"I once heard a rumor that there actually is a company with two integration teams that actually meet and talk once or twice a year. Just a rumor, mind you."...then to the post by Lorrain Lawson "Overcoming IT Siloes on the Road to SOA Success":
"Lorraine Lawson brought up the whole issue of silos and lack of communication in a recent post, and the implications for SOA. Namely, that SOA not only requires developers to know what other developers are doing, but that the business know what developers are doing, and visa-versa. Lorraine cites the example of one IT professional who had no idea what his coworkers did all day."
"I’ve also heard it said that competency centers also lift SOA matters above the grind of organizational politics. SOA projects can be prioritized according to the needs of the business at large, and not to serve the agenda of one business unit. Essentially, they can be silo-agnostic. (How’s that for a new term?)"
"I’m hoping and, frankly, assuming, that most organizations aren’t quite that dysfunctional. Still, even if your developers are 25 percent more talkative and social than the ones in my friend’s workplace, you can see how organizational issues within IT could be a big barrier for successful service-oriented architecture."...and then back to the post "Organizing for SOA Success" Eric Roch:
"SOA requires developers to know what other developers are doing – hence, you have repositories and registries. But even with these technology solutions, how the IT organization interacts internally and with the business is a common problem for SOA implementations, says Eric Roch"

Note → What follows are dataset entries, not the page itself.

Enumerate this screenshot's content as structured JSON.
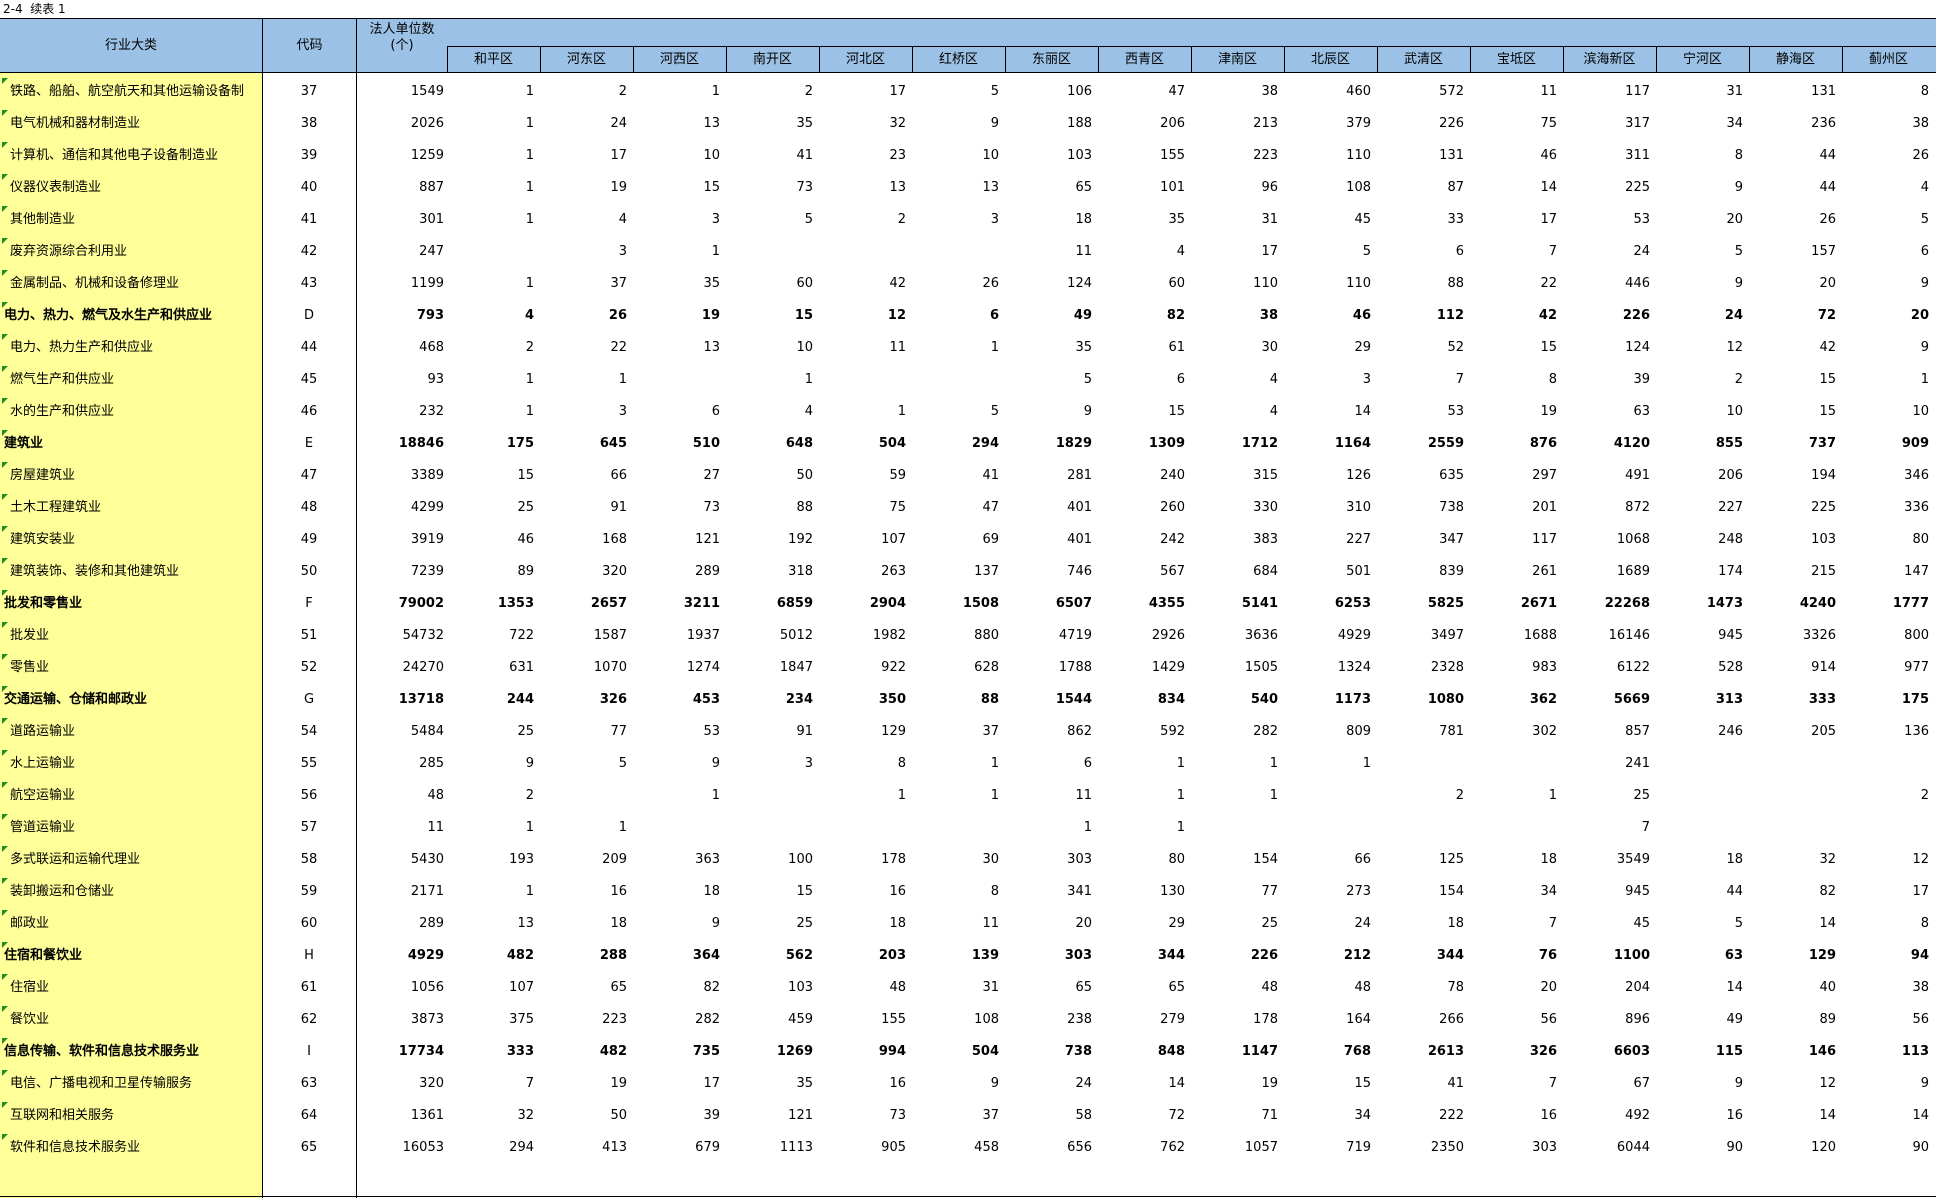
{
  "sheet": {
    "title": "2-4  续表 1"
  },
  "header": {
    "industry": "行业大类",
    "code": "代码",
    "total_line1": "法人单位数",
    "total_line2": "(个)",
    "districts": [
      "和平区",
      "河东区",
      "河西区",
      "南开区",
      "河北区",
      "红桥区",
      "东丽区",
      "西青区",
      "津南区",
      "北辰区",
      "武清区",
      "宝坻区",
      "滨海新区",
      "宁河区",
      "静海区",
      "蓟州区"
    ]
  },
  "colors": {
    "header_bg": "#9bc2e6",
    "left_bg": "#ffff99",
    "comment_marker": "#1f8f1f"
  },
  "rows": [
    {
      "name": "铁路、船舶、航空航天和其他运输设备制",
      "code": "37",
      "bold": false,
      "sub": true,
      "total": "1549",
      "v": [
        "1",
        "2",
        "1",
        "2",
        "17",
        "5",
        "106",
        "47",
        "38",
        "460",
        "572",
        "11",
        "117",
        "31",
        "131",
        "8"
      ]
    },
    {
      "name": "电气机械和器材制造业",
      "code": "38",
      "bold": false,
      "sub": true,
      "total": "2026",
      "v": [
        "1",
        "24",
        "13",
        "35",
        "32",
        "9",
        "188",
        "206",
        "213",
        "379",
        "226",
        "75",
        "317",
        "34",
        "236",
        "38"
      ]
    },
    {
      "name": "计算机、通信和其他电子设备制造业",
      "code": "39",
      "bold": false,
      "sub": true,
      "total": "1259",
      "v": [
        "1",
        "17",
        "10",
        "41",
        "23",
        "10",
        "103",
        "155",
        "223",
        "110",
        "131",
        "46",
        "311",
        "8",
        "44",
        "26"
      ]
    },
    {
      "name": "仪器仪表制造业",
      "code": "40",
      "bold": false,
      "sub": true,
      "total": "887",
      "v": [
        "1",
        "19",
        "15",
        "73",
        "13",
        "13",
        "65",
        "101",
        "96",
        "108",
        "87",
        "14",
        "225",
        "9",
        "44",
        "4"
      ]
    },
    {
      "name": "其他制造业",
      "code": "41",
      "bold": false,
      "sub": true,
      "total": "301",
      "v": [
        "1",
        "4",
        "3",
        "5",
        "2",
        "3",
        "18",
        "35",
        "31",
        "45",
        "33",
        "17",
        "53",
        "20",
        "26",
        "5"
      ]
    },
    {
      "name": "废弃资源综合利用业",
      "code": "42",
      "bold": false,
      "sub": true,
      "total": "247",
      "v": [
        "",
        "3",
        "1",
        "",
        "",
        "",
        "11",
        "4",
        "17",
        "5",
        "6",
        "7",
        "24",
        "5",
        "157",
        "6"
      ]
    },
    {
      "name": "金属制品、机械和设备修理业",
      "code": "43",
      "bold": false,
      "sub": true,
      "total": "1199",
      "v": [
        "1",
        "37",
        "35",
        "60",
        "42",
        "26",
        "124",
        "60",
        "110",
        "110",
        "88",
        "22",
        "446",
        "9",
        "20",
        "9"
      ]
    },
    {
      "name": "电力、热力、燃气及水生产和供应业",
      "code": "D",
      "bold": true,
      "sub": false,
      "total": "793",
      "v": [
        "4",
        "26",
        "19",
        "15",
        "12",
        "6",
        "49",
        "82",
        "38",
        "46",
        "112",
        "42",
        "226",
        "24",
        "72",
        "20"
      ]
    },
    {
      "name": "电力、热力生产和供应业",
      "code": "44",
      "bold": false,
      "sub": true,
      "total": "468",
      "v": [
        "2",
        "22",
        "13",
        "10",
        "11",
        "1",
        "35",
        "61",
        "30",
        "29",
        "52",
        "15",
        "124",
        "12",
        "42",
        "9"
      ]
    },
    {
      "name": "燃气生产和供应业",
      "code": "45",
      "bold": false,
      "sub": true,
      "total": "93",
      "v": [
        "1",
        "1",
        "",
        "1",
        "",
        "",
        "5",
        "6",
        "4",
        "3",
        "7",
        "8",
        "39",
        "2",
        "15",
        "1"
      ]
    },
    {
      "name": "水的生产和供应业",
      "code": "46",
      "bold": false,
      "sub": true,
      "total": "232",
      "v": [
        "1",
        "3",
        "6",
        "4",
        "1",
        "5",
        "9",
        "15",
        "4",
        "14",
        "53",
        "19",
        "63",
        "10",
        "15",
        "10"
      ]
    },
    {
      "name": "建筑业",
      "code": "E",
      "bold": true,
      "sub": false,
      "total": "18846",
      "v": [
        "175",
        "645",
        "510",
        "648",
        "504",
        "294",
        "1829",
        "1309",
        "1712",
        "1164",
        "2559",
        "876",
        "4120",
        "855",
        "737",
        "909"
      ]
    },
    {
      "name": "房屋建筑业",
      "code": "47",
      "bold": false,
      "sub": true,
      "total": "3389",
      "v": [
        "15",
        "66",
        "27",
        "50",
        "59",
        "41",
        "281",
        "240",
        "315",
        "126",
        "635",
        "297",
        "491",
        "206",
        "194",
        "346"
      ]
    },
    {
      "name": "土木工程建筑业",
      "code": "48",
      "bold": false,
      "sub": true,
      "total": "4299",
      "v": [
        "25",
        "91",
        "73",
        "88",
        "75",
        "47",
        "401",
        "260",
        "330",
        "310",
        "738",
        "201",
        "872",
        "227",
        "225",
        "336"
      ]
    },
    {
      "name": "建筑安装业",
      "code": "49",
      "bold": false,
      "sub": true,
      "total": "3919",
      "v": [
        "46",
        "168",
        "121",
        "192",
        "107",
        "69",
        "401",
        "242",
        "383",
        "227",
        "347",
        "117",
        "1068",
        "248",
        "103",
        "80"
      ]
    },
    {
      "name": "建筑装饰、装修和其他建筑业",
      "code": "50",
      "bold": false,
      "sub": true,
      "total": "7239",
      "v": [
        "89",
        "320",
        "289",
        "318",
        "263",
        "137",
        "746",
        "567",
        "684",
        "501",
        "839",
        "261",
        "1689",
        "174",
        "215",
        "147"
      ]
    },
    {
      "name": "批发和零售业",
      "code": "F",
      "bold": true,
      "sub": false,
      "total": "79002",
      "v": [
        "1353",
        "2657",
        "3211",
        "6859",
        "2904",
        "1508",
        "6507",
        "4355",
        "5141",
        "6253",
        "5825",
        "2671",
        "22268",
        "1473",
        "4240",
        "1777"
      ]
    },
    {
      "name": "批发业",
      "code": "51",
      "bold": false,
      "sub": true,
      "total": "54732",
      "v": [
        "722",
        "1587",
        "1937",
        "5012",
        "1982",
        "880",
        "4719",
        "2926",
        "3636",
        "4929",
        "3497",
        "1688",
        "16146",
        "945",
        "3326",
        "800"
      ]
    },
    {
      "name": "零售业",
      "code": "52",
      "bold": false,
      "sub": true,
      "total": "24270",
      "v": [
        "631",
        "1070",
        "1274",
        "1847",
        "922",
        "628",
        "1788",
        "1429",
        "1505",
        "1324",
        "2328",
        "983",
        "6122",
        "528",
        "914",
        "977"
      ]
    },
    {
      "name": "交通运输、仓储和邮政业",
      "code": "G",
      "bold": true,
      "sub": false,
      "total": "13718",
      "v": [
        "244",
        "326",
        "453",
        "234",
        "350",
        "88",
        "1544",
        "834",
        "540",
        "1173",
        "1080",
        "362",
        "5669",
        "313",
        "333",
        "175"
      ]
    },
    {
      "name": "道路运输业",
      "code": "54",
      "bold": false,
      "sub": true,
      "total": "5484",
      "v": [
        "25",
        "77",
        "53",
        "91",
        "129",
        "37",
        "862",
        "592",
        "282",
        "809",
        "781",
        "302",
        "857",
        "246",
        "205",
        "136"
      ]
    },
    {
      "name": "水上运输业",
      "code": "55",
      "bold": false,
      "sub": true,
      "total": "285",
      "v": [
        "9",
        "5",
        "9",
        "3",
        "8",
        "1",
        "6",
        "1",
        "1",
        "1",
        "",
        "",
        "241",
        "",
        "",
        ""
      ]
    },
    {
      "name": "航空运输业",
      "code": "56",
      "bold": false,
      "sub": true,
      "total": "48",
      "v": [
        "2",
        "",
        "1",
        "",
        "1",
        "1",
        "11",
        "1",
        "1",
        "",
        "2",
        "1",
        "25",
        "",
        "",
        "2"
      ]
    },
    {
      "name": "管道运输业",
      "code": "57",
      "bold": false,
      "sub": true,
      "total": "11",
      "v": [
        "1",
        "1",
        "",
        "",
        "",
        "",
        "1",
        "1",
        "",
        "",
        "",
        "",
        "7",
        "",
        "",
        ""
      ]
    },
    {
      "name": "多式联运和运输代理业",
      "code": "58",
      "bold": false,
      "sub": true,
      "total": "5430",
      "v": [
        "193",
        "209",
        "363",
        "100",
        "178",
        "30",
        "303",
        "80",
        "154",
        "66",
        "125",
        "18",
        "3549",
        "18",
        "32",
        "12"
      ]
    },
    {
      "name": "装卸搬运和仓储业",
      "code": "59",
      "bold": false,
      "sub": true,
      "total": "2171",
      "v": [
        "1",
        "16",
        "18",
        "15",
        "16",
        "8",
        "341",
        "130",
        "77",
        "273",
        "154",
        "34",
        "945",
        "44",
        "82",
        "17"
      ]
    },
    {
      "name": "邮政业",
      "code": "60",
      "bold": false,
      "sub": true,
      "total": "289",
      "v": [
        "13",
        "18",
        "9",
        "25",
        "18",
        "11",
        "20",
        "29",
        "25",
        "24",
        "18",
        "7",
        "45",
        "5",
        "14",
        "8"
      ]
    },
    {
      "name": "住宿和餐饮业",
      "code": "H",
      "bold": true,
      "sub": false,
      "total": "4929",
      "v": [
        "482",
        "288",
        "364",
        "562",
        "203",
        "139",
        "303",
        "344",
        "226",
        "212",
        "344",
        "76",
        "1100",
        "63",
        "129",
        "94"
      ]
    },
    {
      "name": "住宿业",
      "code": "61",
      "bold": false,
      "sub": true,
      "total": "1056",
      "v": [
        "107",
        "65",
        "82",
        "103",
        "48",
        "31",
        "65",
        "65",
        "48",
        "48",
        "78",
        "20",
        "204",
        "14",
        "40",
        "38"
      ]
    },
    {
      "name": "餐饮业",
      "code": "62",
      "bold": false,
      "sub": true,
      "total": "3873",
      "v": [
        "375",
        "223",
        "282",
        "459",
        "155",
        "108",
        "238",
        "279",
        "178",
        "164",
        "266",
        "56",
        "896",
        "49",
        "89",
        "56"
      ]
    },
    {
      "name": "信息传输、软件和信息技术服务业",
      "code": "I",
      "bold": true,
      "sub": false,
      "total": "17734",
      "v": [
        "333",
        "482",
        "735",
        "1269",
        "994",
        "504",
        "738",
        "848",
        "1147",
        "768",
        "2613",
        "326",
        "6603",
        "115",
        "146",
        "113"
      ]
    },
    {
      "name": "电信、广播电视和卫星传输服务",
      "code": "63",
      "bold": false,
      "sub": true,
      "total": "320",
      "v": [
        "7",
        "19",
        "17",
        "35",
        "16",
        "9",
        "24",
        "14",
        "19",
        "15",
        "41",
        "7",
        "67",
        "9",
        "12",
        "9"
      ]
    },
    {
      "name": "互联网和相关服务",
      "code": "64",
      "bold": false,
      "sub": true,
      "total": "1361",
      "v": [
        "32",
        "50",
        "39",
        "121",
        "73",
        "37",
        "58",
        "72",
        "71",
        "34",
        "222",
        "16",
        "492",
        "16",
        "14",
        "14"
      ]
    },
    {
      "name": "软件和信息技术服务业",
      "code": "65",
      "bold": false,
      "sub": true,
      "total": "16053",
      "v": [
        "294",
        "413",
        "679",
        "1113",
        "905",
        "458",
        "656",
        "762",
        "1057",
        "719",
        "2350",
        "303",
        "6044",
        "90",
        "120",
        "90"
      ]
    }
  ]
}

"While most IT organizations are focused on the technology aspects of SOA a common barrier to SOA success is IT organization itself and how the organization interacts internally and with the business. IT organizational change is needed for SOA governance including the adoption of a SOA software development lifecycle and the runtime governance of shared services and the components that support them"...and then finally back to a video clip of a customer (Luxottica) who according to Eric Roch is "linking their success to the SOA organizational structure and roadmap". It is worth checking out. To quote one of the persons appearing in the video, Ken Faw who is Director of Integration Strategies at Perficient:
"The best practice for SOA organization is to establish a Competency Center to own the services catalog, common schemas and governance processes. But a SOA Competency Center does not just spring up overnight, nor will it address cross-functional barriers without participation from other IT entities."

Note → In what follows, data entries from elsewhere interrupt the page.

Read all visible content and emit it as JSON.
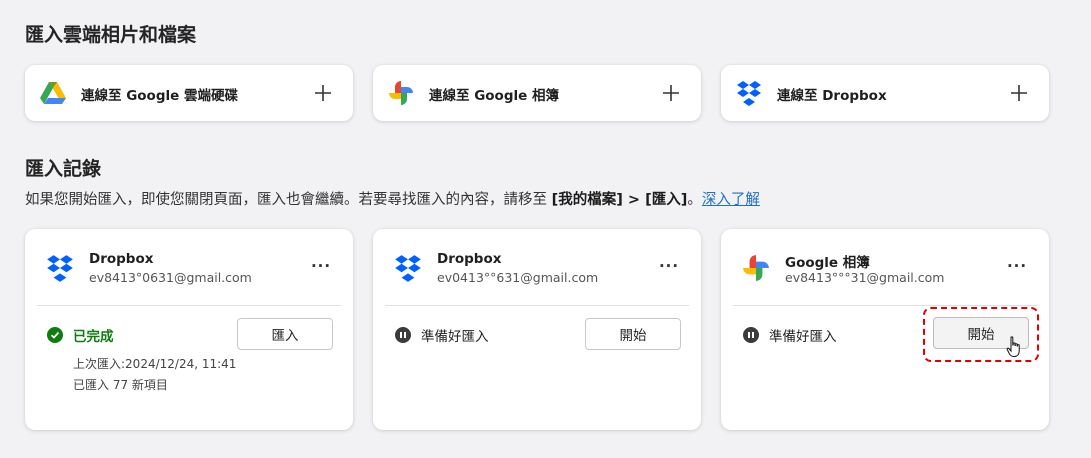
{
  "sections": {
    "import_cloud_title": "匯入雲端相片和檔案",
    "history_title": "匯入記錄"
  },
  "connect_cards": [
    {
      "label": "連線至 Google 雲端硬碟",
      "icon": "google-drive-icon"
    },
    {
      "label": "連線至 Google 相簿",
      "icon": "google-photos-icon"
    },
    {
      "label": "連線至 Dropbox",
      "icon": "dropbox-icon"
    }
  ],
  "description": {
    "text_before": "如果您開始匯入，即使您關閉頁面，匯入也會繼續。若要尋找匯入的內容，請移至 ",
    "bold1": "[我的檔案]",
    "sep": " > ",
    "bold2": "[匯入]",
    "text_after": "。",
    "link": "深入了解"
  },
  "history_cards": [
    {
      "service": "Dropbox",
      "email": "ev8413°0631@gmail.com",
      "status": "已完成",
      "button": "匯入",
      "last_import": "上次匯入:2024/12/24, 11:41",
      "imported_items": "已匯入 77 新項目",
      "icon": "dropbox-icon"
    },
    {
      "service": "Dropbox",
      "email": "ev0413°°631@gmail.com",
      "status": "準備好匯入",
      "button": "開始",
      "icon": "dropbox-icon"
    },
    {
      "service": "Google 相簿",
      "email": "ev8413°°°31@gmail.com",
      "status": "準備好匯入",
      "button": "開始",
      "icon": "google-photos-icon"
    }
  ],
  "more_label": "···",
  "colors": {
    "accent_link": "#1f6fc7",
    "success": "#107c10",
    "highlight": "#e00000",
    "dropbox": "#0061fe"
  }
}
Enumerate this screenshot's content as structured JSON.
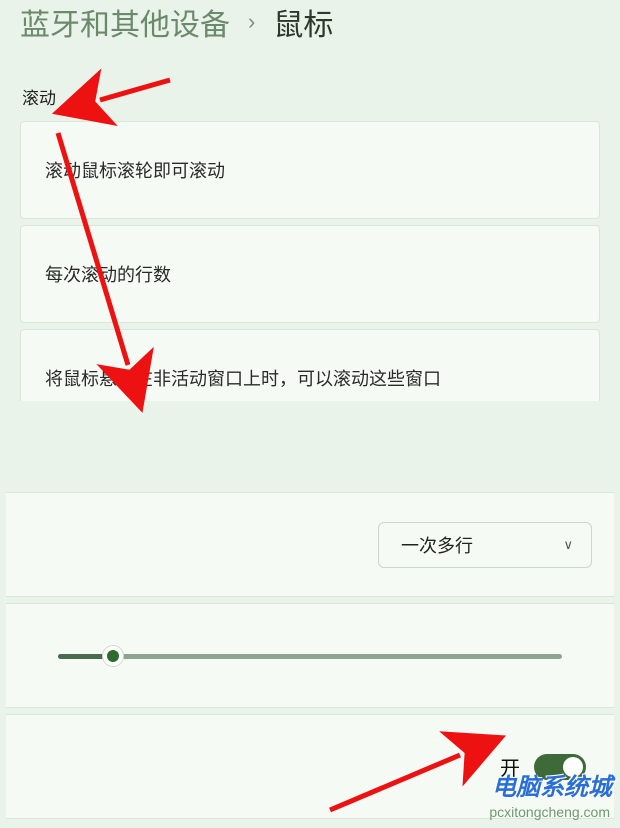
{
  "breadcrumb": {
    "parent": "蓝牙和其他设备",
    "current": "鼠标"
  },
  "section_label": "滚动",
  "cards": {
    "scroll_wheel": "滚动鼠标滚轮即可滚动",
    "lines_per_scroll": "每次滚动的行数",
    "hover_inactive": "将鼠标悬停在非活动窗口上时，可以滚动这些窗口"
  },
  "dropdown": {
    "value": "一次多行"
  },
  "slider": {
    "percent": 11
  },
  "toggle": {
    "label": "开",
    "state": true
  },
  "watermark": {
    "brand": "电脑系统城",
    "url": "pcxitongcheng.com"
  }
}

"To overcome organizational barriers I recommend forming a cross-functional SOA Steering Committee composed of the leader of the enterprise SOA initiative, a lead architect from each functional-application system and an enterprise architect"
"We don't have to have a massive governance effort. We have to get it to fit in into the whole evolution of people's intuition, their capacity to absorb it. To me, service-oriented architecture is bigger than the entry point - its the plane, it's the whole transformation of intuition that is going to happen to people, that helps them to become more autonomous agents, working in parallel to achieve multiple business objectives."
Yes folks, there we have the mysterious main ingredient in the recipe of success again: PEOPLE. The main ingredient is not technology, nor is it the organization in itself. It is the people, how they think and behave. And the problem with people is that if you can't do it with them, you can't do it without them either. Wouldn't it be easier if it was all just a technology thing, about bits and bytes?